It’s a growth business, all these new prisons, yes it is. The U.S. now has more people than ever in prison and has the highest incarceration rate in the world. In some states it’s gotten insane.
In Montana, 85 percent of the state’s female prisoners are incarcerated because of meth-related offenses.
As one who once was addicted to meth, I hope those women can get genuine help. Yes, you have to want to get clean and only you can do it, but if there’s a helping hand available then what seemed impossible becomes doable. Someone who worked in front-line recovery homes and rehabs once told me that in his opinion the ones who made it back were the ones who had a safety net to fall back on. They had someone who still cared. Or they found A.A. or N.A. and got a built-in support system.
But most prisons aren’t interested in reform. So the convicts just keep returning. For 85% of women in prison in Montana to be there because of meth is beyond epidemic. Something is way seriously wrong. It’s not just women in prison, it’s kids beaten and abused by addict parents, prostitute moms, meth labs that become hazardous waste sites, etc. Meth is a nasty, ugly drug. There aren’t many old speed freaks. There’s a reason for that. Rehab is the way to get people off drugs so they don’t return to prison. But most prisons now aren’t focused on that.
The Sentencing Project, an advocacy group, reports that the U.S. incarceration rate in 2004 was the highest in the world, at 724 per 100,000 population. Second was Russia, at 532 per 100,000.
The highest in the world! The U.S. has a booming prison-industrial complex that keeps a lot of contractors wealthy building new prisons, and politicians well-greased with ‘campaign contributions.’ It’s corrupt to the core. You did know that construction is a time-honored and quite effective way to play hide-the-money, right?

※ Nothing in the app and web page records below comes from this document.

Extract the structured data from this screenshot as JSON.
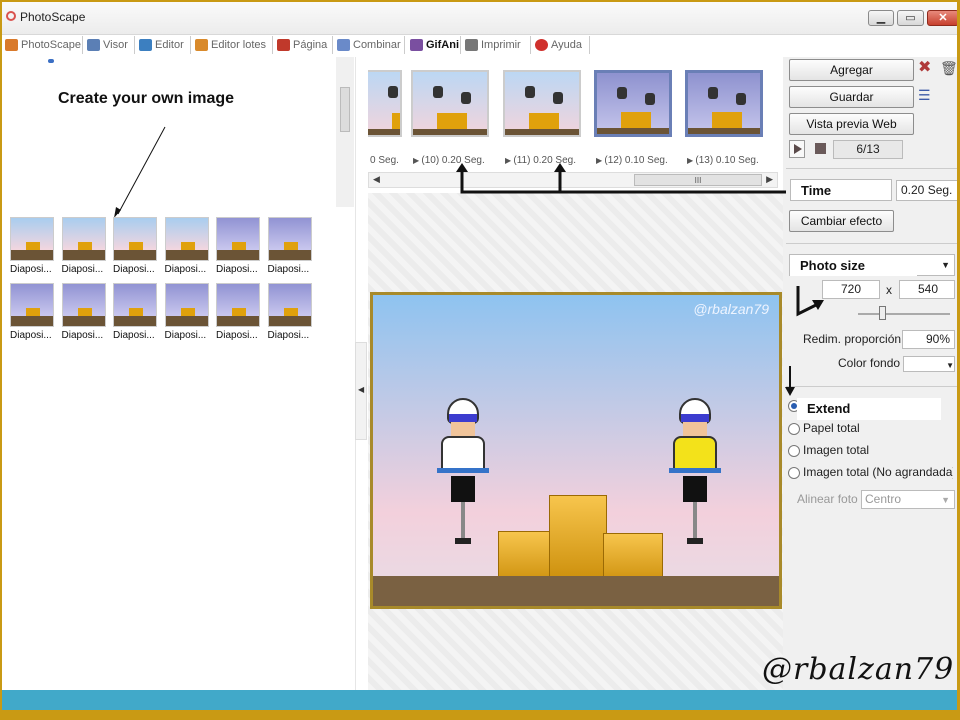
{
  "window": {
    "title": "PhotoScape",
    "min_glyph": "▁",
    "max_glyph": "▭",
    "close_glyph": "✕"
  },
  "menu": [
    {
      "label": "PhotoScape",
      "icon": "photoscape-icon",
      "color": "#d97a2b"
    },
    {
      "label": "Visor",
      "icon": "viewer-icon",
      "color": "#5b7fb5"
    },
    {
      "label": "Editor",
      "icon": "editor-icon",
      "color": "#3c7fc0"
    },
    {
      "label": "Editor lotes",
      "icon": "batch-editor-icon",
      "color": "#d98a2b"
    },
    {
      "label": "Página",
      "icon": "page-icon",
      "color": "#c0392b"
    },
    {
      "label": "Combinar",
      "icon": "combine-icon",
      "color": "#6a8ac9"
    },
    {
      "label": "GifAni",
      "icon": "gifani-icon",
      "color": "#7a4fa0"
    },
    {
      "label": "Imprimir",
      "icon": "print-icon",
      "color": "#777777"
    },
    {
      "label": "Ayuda",
      "icon": "help-icon",
      "color": "#d0312d"
    }
  ],
  "annotations": {
    "create": "Create your own image",
    "time": "Time",
    "photo_size": "Photo size",
    "extend": "Extend",
    "handle": "@rbalzan79"
  },
  "thumbnails": [
    {
      "label": "Diaposi...",
      "tint": "light"
    },
    {
      "label": "Diaposi...",
      "tint": "light"
    },
    {
      "label": "Diaposi...",
      "tint": "light"
    },
    {
      "label": "Diaposi...",
      "tint": "light"
    },
    {
      "label": "Diaposi...",
      "tint": "purple"
    },
    {
      "label": "Diaposi...",
      "tint": "purple"
    },
    {
      "label": "Diaposi...",
      "tint": "purple"
    },
    {
      "label": "Diaposi...",
      "tint": "purple"
    },
    {
      "label": "Diaposi...",
      "tint": "purple"
    },
    {
      "label": "Diaposi...",
      "tint": "purple"
    },
    {
      "label": "Diaposi...",
      "tint": "purple"
    },
    {
      "label": "Diaposi...",
      "tint": "purple"
    }
  ],
  "filmstrip": {
    "frames": [
      {
        "label": "0 Seg.",
        "selected": false
      },
      {
        "label": "(10) 0.20 Seg.",
        "selected": false
      },
      {
        "label": "(11) 0.20 Seg.",
        "selected": false
      },
      {
        "label": "(12) 0.10 Seg.",
        "selected": true
      },
      {
        "label": "(13) 0.10 Seg.",
        "selected": true
      }
    ],
    "scroll_glyph": "III"
  },
  "preview": {
    "watermark": "@rbalzan79"
  },
  "panel": {
    "add": "Agregar",
    "save": "Guardar",
    "web_preview": "Vista previa Web",
    "counter": "6/13",
    "time_value": "0.20 Seg.",
    "change_effect": "Cambiar efecto",
    "width": "720",
    "x": "x",
    "height": "540",
    "resize_label": "Redim. proporción",
    "resize_value": "90%",
    "bg_color_label": "Color fondo",
    "options": [
      {
        "label": "Papel total",
        "checked": false
      },
      {
        "label": "Imagen total",
        "checked": false
      },
      {
        "label": "Imagen total (No agrandada)",
        "checked": false
      }
    ],
    "align_label": "Alinear foto",
    "align_value": "Centro"
  }
}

Also from The Sentencing Project:
Black males born today have a one in three chance of going to prison during their lifetime, compared to a one in seventeen chance for white males. These trends have been exacerbated by the impact of the “war on drugs,” with three-fourths of all drug offenders being persons of color, far out of proportion to their share of drug users in society.
At the Federal level, prisoners incarcerated on a drug charge make up nearly 60% of all inmates. Since 1980, the number of drug offenders in state prisons has increased thirteen-fold, and drug offenders now comprise one-fifth of all state prisoners. Most of these persons are not high-level actors in the drug trade, and most have no prior criminal record for a violent offense.

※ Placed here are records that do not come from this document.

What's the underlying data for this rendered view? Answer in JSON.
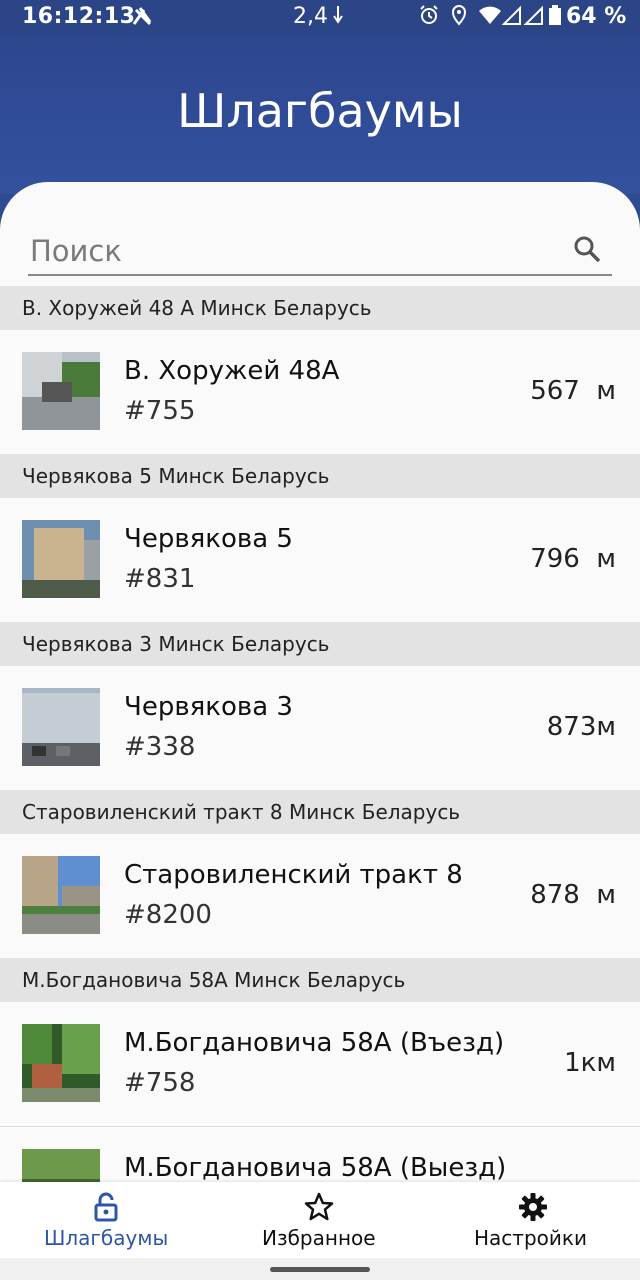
{
  "status_bar": {
    "time": "16:12:13",
    "speed": "2,4",
    "battery": "64 %"
  },
  "header": {
    "title": "Шлагбаумы"
  },
  "search": {
    "placeholder": "Поиск"
  },
  "groups": [
    {
      "address": "В. Хоружей 48 А Минск Беларусь",
      "items": [
        {
          "name": "В. Хоружей 48А",
          "number": "#755",
          "distance": "567  м"
        }
      ]
    },
    {
      "address": "Червякова 5  Минск Беларусь",
      "items": [
        {
          "name": "Червякова 5",
          "number": "#831",
          "distance": "796  м"
        }
      ]
    },
    {
      "address": "Червякова 3  Минск Беларусь",
      "items": [
        {
          "name": "Червякова 3",
          "number": "#338",
          "distance": "873м"
        }
      ]
    },
    {
      "address": "Старовиленский тракт 8  Минск Беларусь",
      "items": [
        {
          "name": "Старовиленский тракт 8",
          "number": "#8200",
          "distance": "878  м"
        }
      ]
    },
    {
      "address": "М.Богдановича 58А  Минск Беларусь",
      "items": [
        {
          "name": "М.Богдановича 58А (Въезд)",
          "number": "#758",
          "distance": "1км"
        },
        {
          "name": "М.Богдановича 58А (Выезд)",
          "number": "",
          "distance": ""
        }
      ]
    }
  ],
  "bottom_nav": {
    "barriers": "Шлагбаумы",
    "favorites": "Избранное",
    "settings": "Настройки",
    "active_color": "#2e56a6"
  },
  "icons": {
    "search": "search-icon",
    "barriers": "lock-icon",
    "favorites": "star-icon",
    "settings": "gear-icon"
  }
}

The U.S. prison and justice system is demonstrably racist, demonizes minor league drug users, and by its refusal to try to get addicts into recovery is making the drug problem worse, not better. But without lots of prisoners, their gravy train would end, wouldn’t it?